Task objective:
Reproduce the listing word for word. Skip any image.
=== The records ===
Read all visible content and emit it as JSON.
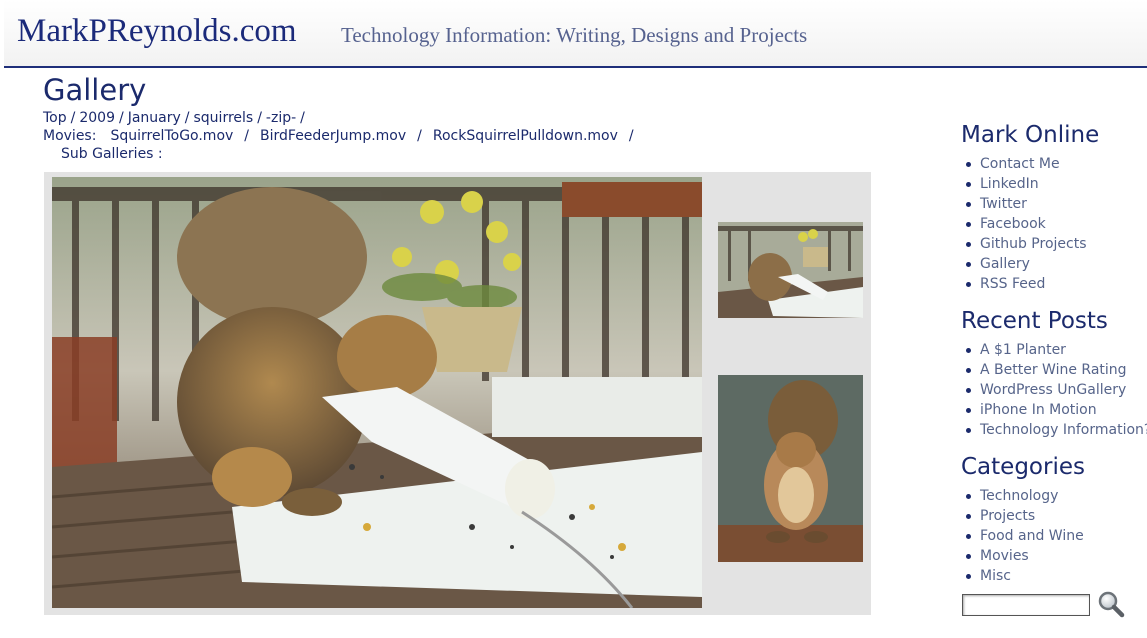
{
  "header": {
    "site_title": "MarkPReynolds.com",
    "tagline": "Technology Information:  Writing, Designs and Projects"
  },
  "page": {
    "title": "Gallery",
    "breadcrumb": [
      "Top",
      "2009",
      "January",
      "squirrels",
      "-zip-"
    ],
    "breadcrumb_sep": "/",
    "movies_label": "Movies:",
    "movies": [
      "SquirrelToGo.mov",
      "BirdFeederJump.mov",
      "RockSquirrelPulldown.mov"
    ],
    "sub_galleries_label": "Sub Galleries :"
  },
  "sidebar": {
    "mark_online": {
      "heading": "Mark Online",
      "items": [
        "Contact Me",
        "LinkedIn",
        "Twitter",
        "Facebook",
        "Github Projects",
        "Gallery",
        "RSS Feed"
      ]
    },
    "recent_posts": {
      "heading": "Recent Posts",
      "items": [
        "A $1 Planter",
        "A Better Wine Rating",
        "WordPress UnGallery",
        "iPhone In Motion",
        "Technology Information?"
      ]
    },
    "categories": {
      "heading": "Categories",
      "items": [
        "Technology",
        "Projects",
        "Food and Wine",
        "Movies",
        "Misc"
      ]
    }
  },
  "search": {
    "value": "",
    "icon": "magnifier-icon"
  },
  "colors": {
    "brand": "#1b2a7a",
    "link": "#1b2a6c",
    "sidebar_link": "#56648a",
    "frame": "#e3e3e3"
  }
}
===
Solution:
Read all visible content and emit it as JSON.
{
  "header": {
    "site_title": "MarkPReynolds.com",
    "tagline": "Technology Information:  Writing, Designs and Projects"
  },
  "page": {
    "title": "Gallery",
    "breadcrumb": [
      "Top",
      "2009",
      "January",
      "squirrels",
      "-zip-"
    ],
    "breadcrumb_sep": "/",
    "movies_label": "Movies:",
    "movies": [
      "SquirrelToGo.mov",
      "BirdFeederJump.mov",
      "RockSquirrelPulldown.mov"
    ],
    "sub_galleries_label": "Sub Galleries :"
  },
  "sidebar": {
    "mark_online": {
      "heading": "Mark Online",
      "items": [
        "Contact Me",
        "LinkedIn",
        "Twitter",
        "Facebook",
        "Github Projects",
        "Gallery",
        "RSS Feed"
      ]
    },
    "recent_posts": {
      "heading": "Recent Posts",
      "items": [
        "A $1 Planter",
        "A Better Wine Rating",
        "WordPress UnGallery",
        "iPhone In Motion",
        "Technology Information?"
      ]
    },
    "categories": {
      "heading": "Categories",
      "items": [
        "Technology",
        "Projects",
        "Food and Wine",
        "Movies",
        "Misc"
      ]
    }
  },
  "search": {
    "value": "",
    "icon": "magnifier-icon"
  },
  "colors": {
    "brand": "#1b2a7a",
    "link": "#1b2a6c",
    "sidebar_link": "#56648a",
    "frame": "#e3e3e3"
  }
}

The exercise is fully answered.